Assignment -
Word for word, reproduce all entries below, leaving every picture out.

Records excerpted from a collection -
__________
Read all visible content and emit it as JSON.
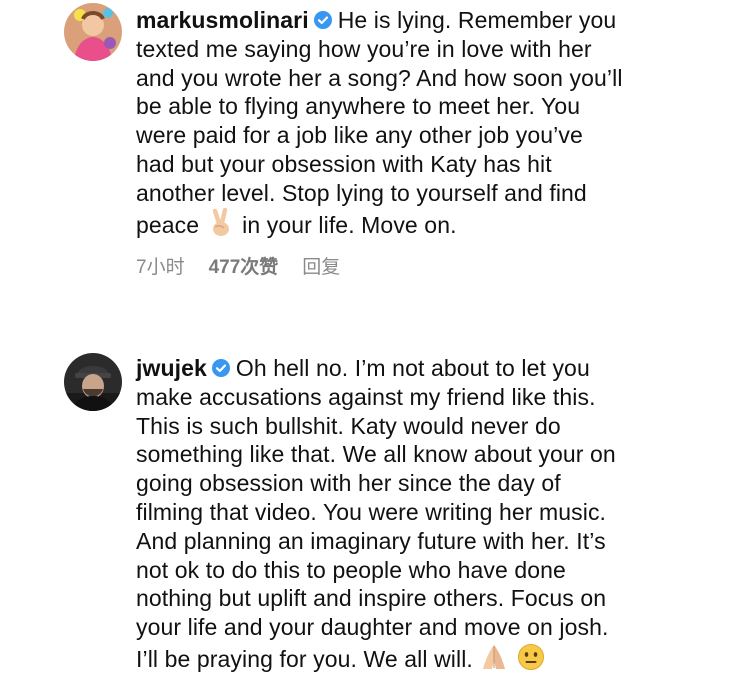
{
  "comments": [
    {
      "username": "markusmolinari",
      "verified": true,
      "avatar_icon": "avatar-photo-icon",
      "line1": "He is lying. Remember you",
      "line2": "texted me saying how you’re in love with her",
      "line3": "and you wrote her a song? And how soon you’ll",
      "line4": "be able to flying anywhere to meet her. You",
      "line5": "were paid for a job like any other job you’ve",
      "line6": "had but your obsession with Katy has hit",
      "line7": "another level. Stop lying to yourself and find",
      "line8a": "peace",
      "emoji1": "victory-hand-emoji",
      "line8b": "in your life. Move on.",
      "time": "7小时",
      "likes": "477次赞",
      "reply": "回复"
    },
    {
      "username": "jwujek",
      "verified": true,
      "avatar_icon": "avatar-photo-icon",
      "line1": "Oh hell no. I’m not about to let you",
      "line2": "make accusations against my friend like this.",
      "line3": "This is such bullshit. Katy would never do",
      "line4": "something like that.  We all know about your on",
      "line5": "going obsession with her since the day of",
      "line6": "filming that video.  You were writing her music.",
      "line7": "And planning an imaginary future with her. It’s",
      "line8": "not ok to do this to people who have done",
      "line9": "nothing but uplift and inspire others. Focus on",
      "line10": "your life and your daughter and move on josh.",
      "line11": "I’ll be praying for you. We all will.",
      "emoji1": "folded-hands-emoji",
      "emoji2": "neutral-face-emoji"
    }
  ],
  "colors": {
    "verified": "#3897f0",
    "meta": "#8a8a8a"
  }
}
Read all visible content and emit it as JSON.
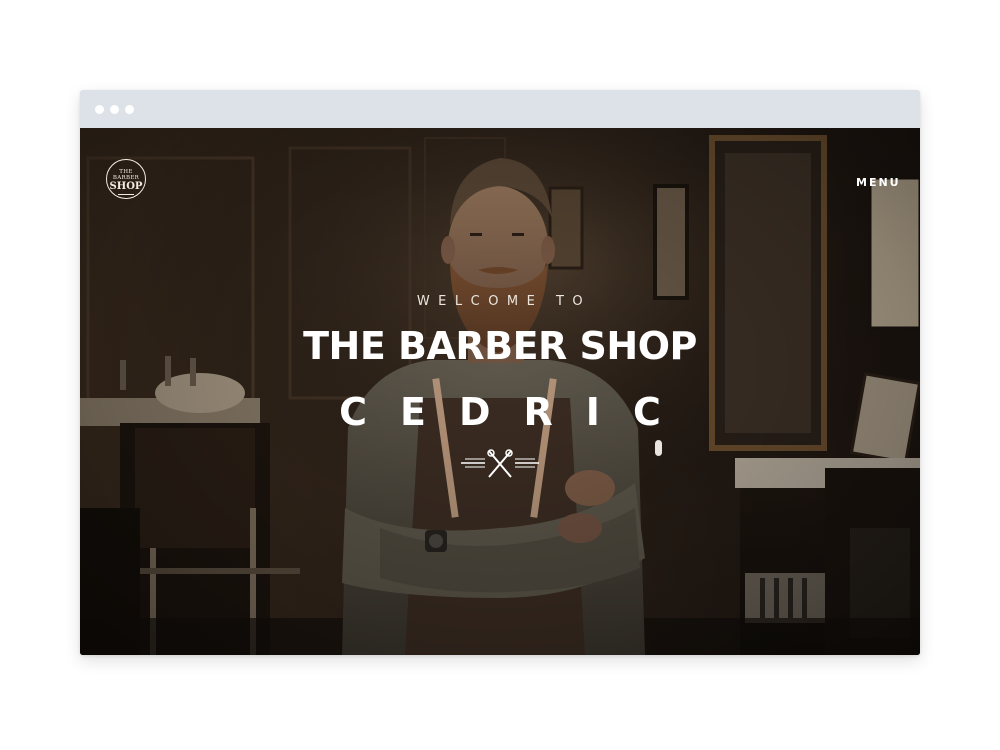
{
  "header": {
    "logo_top": "THE BARBER",
    "logo_main": "SHOP",
    "menu_label": "MENU"
  },
  "hero": {
    "welcome": "WELCOME TO",
    "title": "THE BARBER SHOP",
    "subtitle": "CEDRIC"
  },
  "colors": {
    "browser_bar": "#dde2e8",
    "text": "#ffffff",
    "hero_tone": "#2a1e14"
  },
  "icons": {
    "emblem": "scissors-razor-emblem-icon",
    "scroll": "scroll-indicator-icon",
    "logo": "barber-shop-logo"
  }
}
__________
Expected answer -
Read all visible content and emit it as JSON.
{
  "comments": [
    {
      "username": "markusmolinari",
      "verified": true,
      "avatar_icon": "avatar-photo-icon",
      "line1": "He is lying. Remember you",
      "line2": "texted me saying how you’re in love with her",
      "line3": "and you wrote her a song? And how soon you’ll",
      "line4": "be able to flying anywhere to meet her. You",
      "line5": "were paid for a job like any other job you’ve",
      "line6": "had but your obsession with Katy has hit",
      "line7": "another level. Stop lying to yourself and find",
      "line8a": "peace",
      "emoji1": "victory-hand-emoji",
      "line8b": "in your life. Move on.",
      "time": "7小时",
      "likes": "477次赞",
      "reply": "回复"
    },
    {
      "username": "jwujek",
      "verified": true,
      "avatar_icon": "avatar-photo-icon",
      "line1": "Oh hell no. I’m not about to let you",
      "line2": "make accusations against my friend like this.",
      "line3": "This is such bullshit. Katy would never do",
      "line4": "something like that.  We all know about your on",
      "line5": "going obsession with her since the day of",
      "line6": "filming that video.  You were writing her music.",
      "line7": "And planning an imaginary future with her. It’s",
      "line8": "not ok to do this to people who have done",
      "line9": "nothing but uplift and inspire others. Focus on",
      "line10": "your life and your daughter and move on josh.",
      "line11": "I’ll be praying for you. We all will.",
      "emoji1": "folded-hands-emoji",
      "emoji2": "neutral-face-emoji"
    }
  ],
  "colors": {
    "verified": "#3897f0",
    "meta": "#8a8a8a"
  }
}
Read all visible content and emit it as JSON.
{
  "header": {
    "logo_top": "THE BARBER",
    "logo_main": "SHOP",
    "menu_label": "MENU"
  },
  "hero": {
    "welcome": "WELCOME TO",
    "title": "THE BARBER SHOP",
    "subtitle": "CEDRIC"
  },
  "colors": {
    "browser_bar": "#dde2e8",
    "text": "#ffffff",
    "hero_tone": "#2a1e14"
  },
  "icons": {
    "emblem": "scissors-razor-emblem-icon",
    "scroll": "scroll-indicator-icon",
    "logo": "barber-shop-logo"
  }
}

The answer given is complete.